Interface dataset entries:
____
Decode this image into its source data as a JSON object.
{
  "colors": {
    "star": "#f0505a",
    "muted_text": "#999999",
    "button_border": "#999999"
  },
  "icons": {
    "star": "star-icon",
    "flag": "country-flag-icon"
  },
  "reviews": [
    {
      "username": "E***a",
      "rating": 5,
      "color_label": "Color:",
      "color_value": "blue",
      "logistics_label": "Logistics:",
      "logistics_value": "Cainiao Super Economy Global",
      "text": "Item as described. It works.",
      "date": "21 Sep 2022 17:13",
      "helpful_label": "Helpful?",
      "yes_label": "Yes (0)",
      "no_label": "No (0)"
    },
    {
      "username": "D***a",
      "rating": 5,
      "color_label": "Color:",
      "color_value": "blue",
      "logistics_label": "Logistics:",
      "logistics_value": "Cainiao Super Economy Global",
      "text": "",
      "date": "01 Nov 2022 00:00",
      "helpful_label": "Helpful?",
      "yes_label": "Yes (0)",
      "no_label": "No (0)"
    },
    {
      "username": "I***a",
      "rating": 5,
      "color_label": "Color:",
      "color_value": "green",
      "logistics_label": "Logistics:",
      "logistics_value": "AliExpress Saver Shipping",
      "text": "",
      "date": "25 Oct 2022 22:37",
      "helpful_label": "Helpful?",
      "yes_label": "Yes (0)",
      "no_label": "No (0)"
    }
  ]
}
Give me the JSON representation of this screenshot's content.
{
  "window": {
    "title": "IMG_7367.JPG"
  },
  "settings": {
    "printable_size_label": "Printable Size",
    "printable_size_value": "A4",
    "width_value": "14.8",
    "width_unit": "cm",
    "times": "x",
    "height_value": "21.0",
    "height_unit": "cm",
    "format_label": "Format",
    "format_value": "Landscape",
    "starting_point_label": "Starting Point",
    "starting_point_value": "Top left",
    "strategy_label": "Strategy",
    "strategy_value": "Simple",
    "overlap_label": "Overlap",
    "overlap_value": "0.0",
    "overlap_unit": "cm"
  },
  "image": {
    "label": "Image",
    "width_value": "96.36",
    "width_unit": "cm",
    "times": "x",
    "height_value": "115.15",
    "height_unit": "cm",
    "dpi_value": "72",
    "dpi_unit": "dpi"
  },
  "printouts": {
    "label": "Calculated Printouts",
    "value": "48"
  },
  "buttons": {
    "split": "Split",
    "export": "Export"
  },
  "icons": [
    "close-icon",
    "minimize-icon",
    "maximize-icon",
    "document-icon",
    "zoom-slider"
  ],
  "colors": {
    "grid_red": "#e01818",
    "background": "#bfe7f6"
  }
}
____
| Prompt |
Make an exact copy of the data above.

| Exercise output |
Decode this image into its source data as a JSON object.
{
  "colors": {
    "star": "#f0505a",
    "muted_text": "#999999",
    "button_border": "#999999"
  },
  "icons": {
    "star": "star-icon",
    "flag": "country-flag-icon"
  },
  "reviews": [
    {
      "username": "E***a",
      "rating": 5,
      "color_label": "Color:",
      "color_value": "blue",
      "logistics_label": "Logistics:",
      "logistics_value": "Cainiao Super Economy Global",
      "text": "Item as described. It works.",
      "date": "21 Sep 2022 17:13",
      "helpful_label": "Helpful?",
      "yes_label": "Yes (0)",
      "no_label": "No (0)"
    },
    {
      "username": "D***a",
      "rating": 5,
      "color_label": "Color:",
      "color_value": "blue",
      "logistics_label": "Logistics:",
      "logistics_value": "Cainiao Super Economy Global",
      "text": "",
      "date": "01 Nov 2022 00:00",
      "helpful_label": "Helpful?",
      "yes_label": "Yes (0)",
      "no_label": "No (0)"
    },
    {
      "username": "I***a",
      "rating": 5,
      "color_label": "Color:",
      "color_value": "green",
      "logistics_label": "Logistics:",
      "logistics_value": "AliExpress Saver Shipping",
      "text": "",
      "date": "25 Oct 2022 22:37",
      "helpful_label": "Helpful?",
      "yes_label": "Yes (0)",
      "no_label": "No (0)"
    }
  ]
}
Give me the JSON representation of this screenshot's content.
{
  "window": {
    "title": "IMG_7367.JPG"
  },
  "settings": {
    "printable_size_label": "Printable Size",
    "printable_size_value": "A4",
    "width_value": "14.8",
    "width_unit": "cm",
    "times": "x",
    "height_value": "21.0",
    "height_unit": "cm",
    "format_label": "Format",
    "format_value": "Landscape",
    "starting_point_label": "Starting Point",
    "starting_point_value": "Top left",
    "strategy_label": "Strategy",
    "strategy_value": "Simple",
    "overlap_label": "Overlap",
    "overlap_value": "0.0",
    "overlap_unit": "cm"
  },
  "image": {
    "label": "Image",
    "width_value": "96.36",
    "width_unit": "cm",
    "times": "x",
    "height_value": "115.15",
    "height_unit": "cm",
    "dpi_value": "72",
    "dpi_unit": "dpi"
  },
  "printouts": {
    "label": "Calculated Printouts",
    "value": "48"
  },
  "buttons": {
    "split": "Split",
    "export": "Export"
  },
  "icons": [
    "close-icon",
    "minimize-icon",
    "maximize-icon",
    "document-icon",
    "zoom-slider"
  ],
  "colors": {
    "grid_red": "#e01818",
    "background": "#bfe7f6"
  }
}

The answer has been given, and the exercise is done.